The lift-off of the three-component spacecraft weighing 3,850 kg and comprising an orbiter, the lander and the rover was scheduled from the Satish Dhawan Space Centre (SDSC) here.
President Ram Nath Kovind was in Sriharikota to witness the launch.
The Chandrayaan-2 was supposed to explore the uncharted lunar south pole, 11 years after ISROs successful first lunar mission– Chandrayaan-1, which made more than 3,400 orbits around the moon and was operational for 312 days till August 29, 2009.
The Rs 978 crore Chandrayaan-2, on-board the heavy-lift rocket Geosynchronous Launch Vehicle GSLV-Mk-III, nicknamed Baahubali, would have taken 54 days to accomplish the task of landing on the Moon through meticulously planned orbital phases.
After a full dress rehearsal last week, the countdown for the mission commenced at 6.51 am on Sunday and scientists had undertaken various stages of propellant filling to power the rocket ahead of the launch.
Billed as the most complex and prestigious mission ever undertaken by the ISRO since its inception, Chandrayaan-2 would have made India the fourth country to soft-land a rover on the lunar surface after Russia, the United States and China.
Despite the odd hour, enthusiasts of all ages reached the island, off the coast of Andhra Pradesh, some of them travelling long distances on two-wheelers, to witness the moment.

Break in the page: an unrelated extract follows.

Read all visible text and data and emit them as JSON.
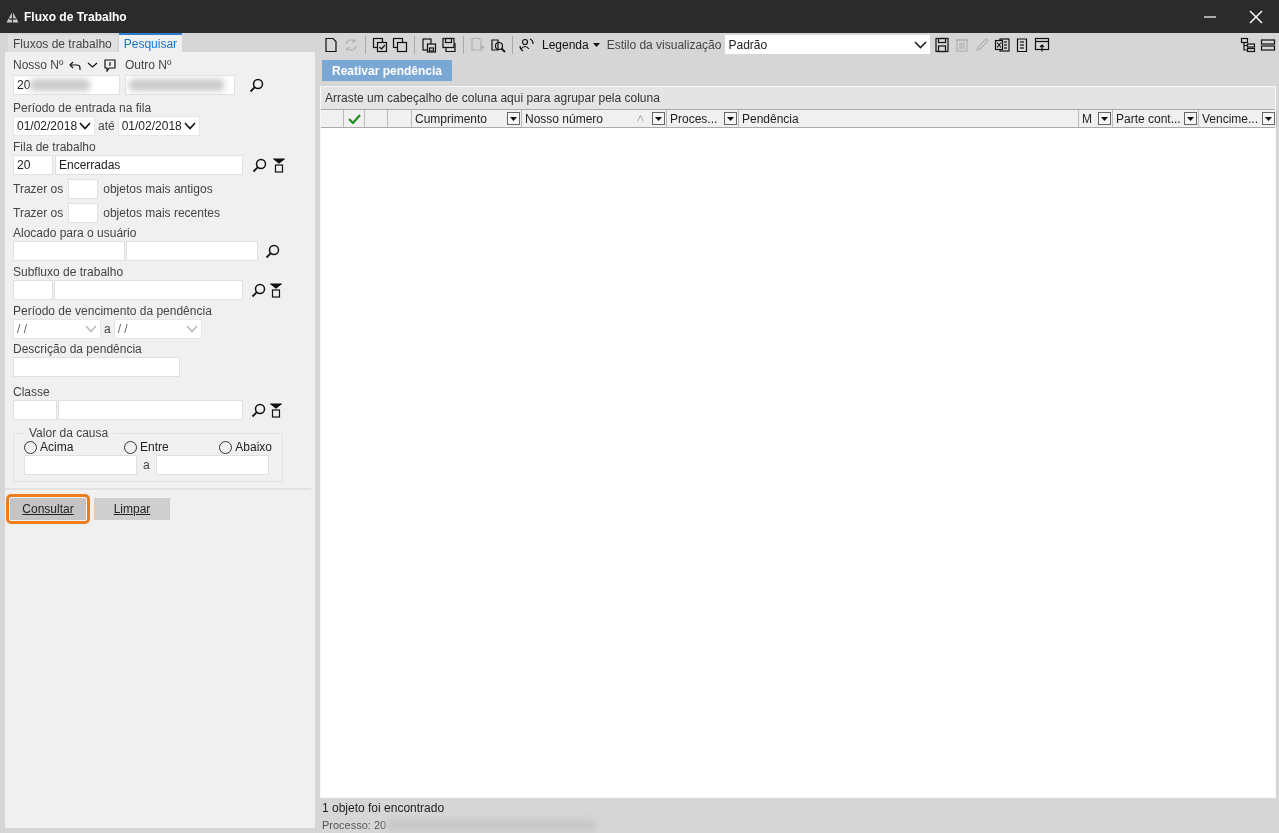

The men, women and children waiting at a special gallery, set up recently by ISRO, left the venue disappointed as the mission did not go as expected.
ISRO had set up the gallery– inaugurated by Chairman K Sivan a few months ago– on the sprawling Sriharikota premises as the number of spectators turning up to witness launches has been increasing over time.
“We do not know what happened but we are disappointed. I hope they rectify whatever the issue is. We will come back again to witness the launch,” said a young boy, holding aloft the tricolour, who had come with his family.
A man standing nearby said it was good scientists had called off the launch when the rocket was still on the ground.
“If it had gone into space and something had happened there, the huge amount of money spent on the mission would have gone to waste,” he said.